- _What this task involves_
A picture-free, exact copy of all the records below is the goal.

Excerpts from an interface dataset
━━━━━━━━━━━━━━━━
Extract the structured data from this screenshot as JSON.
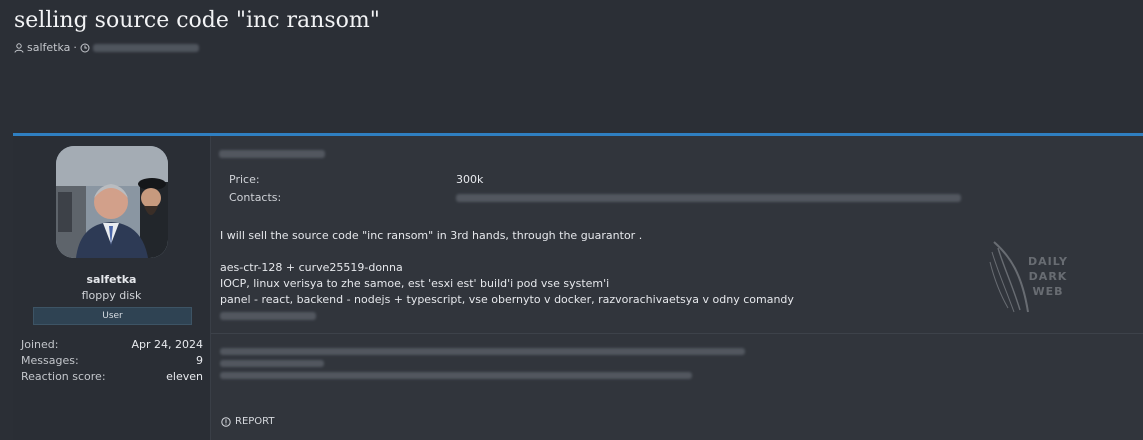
{
  "thread": {
    "title": "selling source code \"inc ransom\"",
    "author": "salfetka",
    "separator": "·"
  },
  "user": {
    "name": "salfetka",
    "title": "floppy disk",
    "banner": "User",
    "stats": [
      {
        "label": "Joined:",
        "value": "Apr 24, 2024"
      },
      {
        "label": "Messages:",
        "value": "9"
      },
      {
        "label": "Reaction score:",
        "value": "eleven"
      }
    ]
  },
  "post": {
    "fields": [
      {
        "label": "Price:",
        "value": "300k"
      },
      {
        "label": "Contacts:",
        "value": ""
      }
    ],
    "lines": [
      "I will sell the source code \"inc ransom\" in 3rd hands, through the guarantor .",
      "",
      "aes-ctr-128 + curve25519-donna",
      "IOCP, linux verisya to zhe samoe, est 'esxi est' build'i pod vse system'i",
      "panel - react, backend - nodejs + typescript, vse obernyto v docker, razvorachivaetsya v odny comandy"
    ],
    "report_label": "REPORT"
  },
  "watermark": {
    "line1": "DAILY",
    "line2": "DARK",
    "line3": "WEB"
  },
  "icons": [
    "user-icon",
    "clock-icon",
    "report-icon"
  ]
}
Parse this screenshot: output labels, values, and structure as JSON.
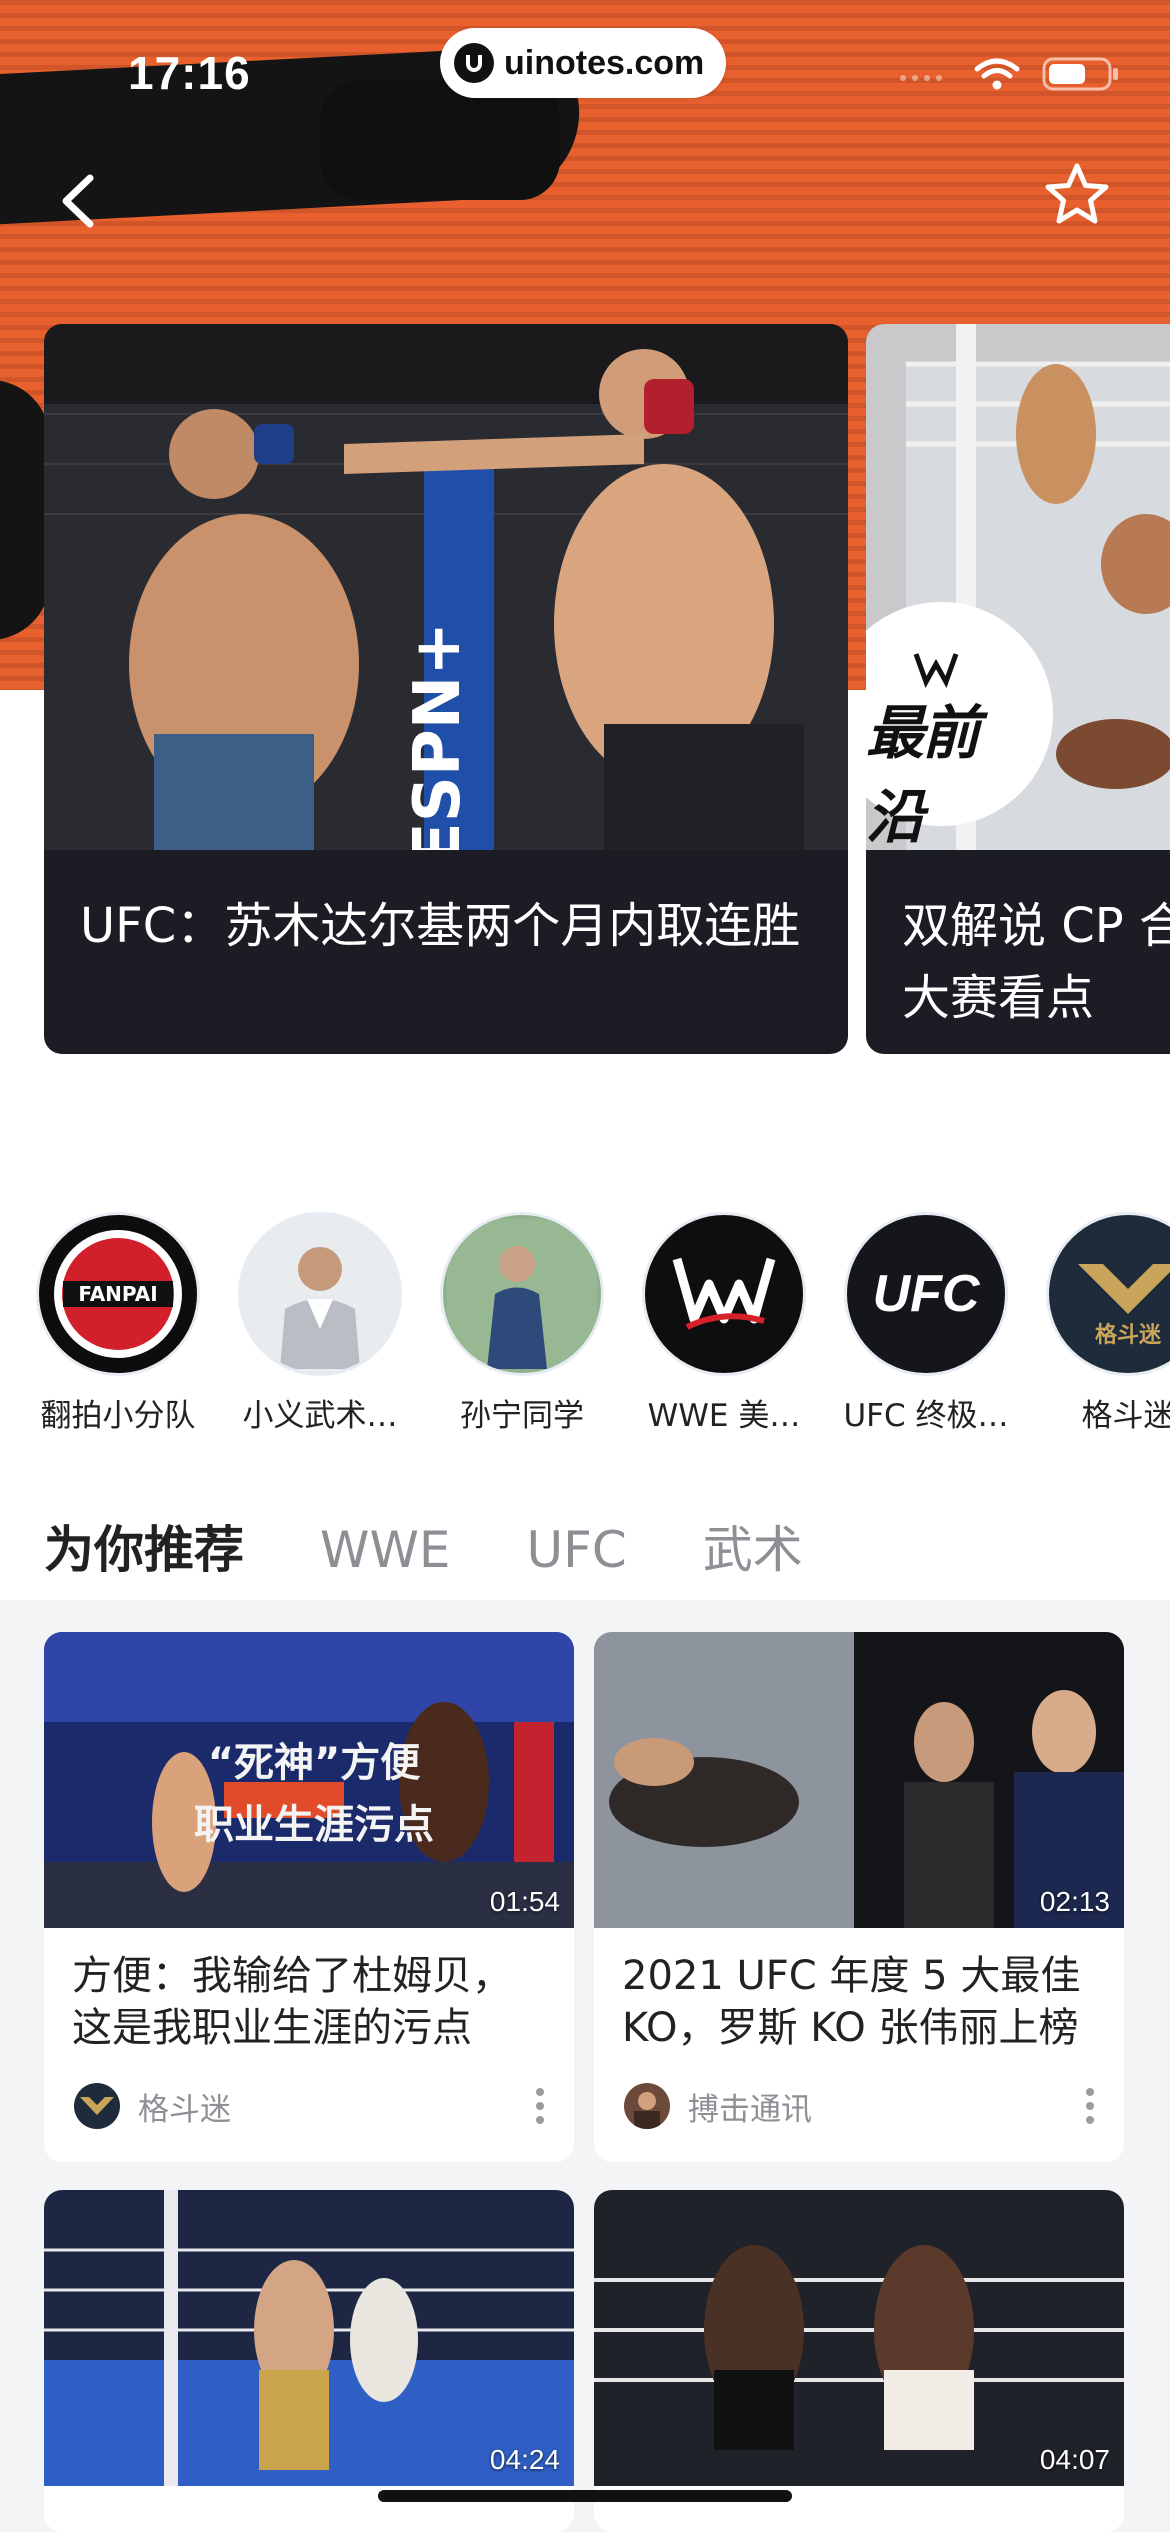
{
  "status_bar": {
    "time": "17:16",
    "url": "uinotes.com"
  },
  "nav": {
    "back_icon": "chevron-left-icon",
    "favorite_icon": "star-outline-icon"
  },
  "hero": [
    {
      "title": "UFC：苏木达尔基两个月内取连胜"
    },
    {
      "title": "双解说 CP 合大赛看点",
      "badge": "最前沿"
    }
  ],
  "creators": [
    {
      "name": "翻拍小分队",
      "avatar_color": "#c8102e"
    },
    {
      "name": "小义武术…",
      "avatar_color": "#9aa4ad"
    },
    {
      "name": "孙宁同学",
      "avatar_color": "#6e8f6a"
    },
    {
      "name": "WWE 美…",
      "avatar_color": "#0e0e0e",
      "avatar_text": "W"
    },
    {
      "name": "UFC 终极…",
      "avatar_color": "#14161b",
      "avatar_text": "UFC"
    },
    {
      "name": "格斗迷",
      "avatar_color": "#1e2b3a",
      "avatar_text": "格斗迷"
    }
  ],
  "tabs": [
    {
      "label": "为你推荐",
      "active": true
    },
    {
      "label": "WWE",
      "active": false
    },
    {
      "label": "UFC",
      "active": false
    },
    {
      "label": "武术",
      "active": false
    }
  ],
  "videos": [
    {
      "title": "方便：我输给了杜姆贝，这是我职业生涯的污点",
      "duration": "01:54",
      "author": "格斗迷",
      "overlay_line1": "“死神”方便",
      "overlay_line2": "职业生涯污点"
    },
    {
      "title": "2021 UFC 年度 5 大最佳 KO，罗斯 KO 张伟丽上榜",
      "duration": "02:13",
      "author": "搏击通讯"
    },
    {
      "title": "",
      "duration": "04:24"
    },
    {
      "title": "",
      "duration": "04:07"
    }
  ],
  "colors": {
    "banner_orange": "#e8602e",
    "card_dark": "#1c1d24",
    "feed_bg": "#f3f4f6"
  }
}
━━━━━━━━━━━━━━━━
- _Written solution_
Extract the structured data from this screenshot as JSON.
{
  "thread": {
    "title": "selling source code \"inc ransom\"",
    "author": "salfetka",
    "separator": "·"
  },
  "user": {
    "name": "salfetka",
    "title": "floppy disk",
    "banner": "User",
    "stats": [
      {
        "label": "Joined:",
        "value": "Apr 24, 2024"
      },
      {
        "label": "Messages:",
        "value": "9"
      },
      {
        "label": "Reaction score:",
        "value": "eleven"
      }
    ]
  },
  "post": {
    "fields": [
      {
        "label": "Price:",
        "value": "300k"
      },
      {
        "label": "Contacts:",
        "value": ""
      }
    ],
    "lines": [
      "I will sell the source code \"inc ransom\" in 3rd hands, through the guarantor .",
      "",
      "aes-ctr-128 + curve25519-donna",
      "IOCP, linux verisya to zhe samoe, est 'esxi est' build'i pod vse system'i",
      "panel - react, backend - nodejs + typescript, vse obernyto v docker, razvorachivaetsya v odny comandy"
    ],
    "report_label": "REPORT"
  },
  "watermark": {
    "line1": "DAILY",
    "line2": "DARK",
    "line3": "WEB"
  },
  "icons": [
    "user-icon",
    "clock-icon",
    "report-icon"
  ]
}
Parse this screenshot: output labels, values, and structure as JSON.
{
  "status_bar": {
    "time": "17:16",
    "url": "uinotes.com"
  },
  "nav": {
    "back_icon": "chevron-left-icon",
    "favorite_icon": "star-outline-icon"
  },
  "hero": [
    {
      "title": "UFC：苏木达尔基两个月内取连胜"
    },
    {
      "title": "双解说 CP 合大赛看点",
      "badge": "最前沿"
    }
  ],
  "creators": [
    {
      "name": "翻拍小分队",
      "avatar_color": "#c8102e"
    },
    {
      "name": "小义武术…",
      "avatar_color": "#9aa4ad"
    },
    {
      "name": "孙宁同学",
      "avatar_color": "#6e8f6a"
    },
    {
      "name": "WWE 美…",
      "avatar_color": "#0e0e0e",
      "avatar_text": "W"
    },
    {
      "name": "UFC 终极…",
      "avatar_color": "#14161b",
      "avatar_text": "UFC"
    },
    {
      "name": "格斗迷",
      "avatar_color": "#1e2b3a",
      "avatar_text": "格斗迷"
    }
  ],
  "tabs": [
    {
      "label": "为你推荐",
      "active": true
    },
    {
      "label": "WWE",
      "active": false
    },
    {
      "label": "UFC",
      "active": false
    },
    {
      "label": "武术",
      "active": false
    }
  ],
  "videos": [
    {
      "title": "方便：我输给了杜姆贝，这是我职业生涯的污点",
      "duration": "01:54",
      "author": "格斗迷",
      "overlay_line1": "“死神”方便",
      "overlay_line2": "职业生涯污点"
    },
    {
      "title": "2021 UFC 年度 5 大最佳 KO，罗斯 KO 张伟丽上榜",
      "duration": "02:13",
      "author": "搏击通讯"
    },
    {
      "title": "",
      "duration": "04:24"
    },
    {
      "title": "",
      "duration": "04:07"
    }
  ],
  "colors": {
    "banner_orange": "#e8602e",
    "card_dark": "#1c1d24",
    "feed_bg": "#f3f4f6"
  }
}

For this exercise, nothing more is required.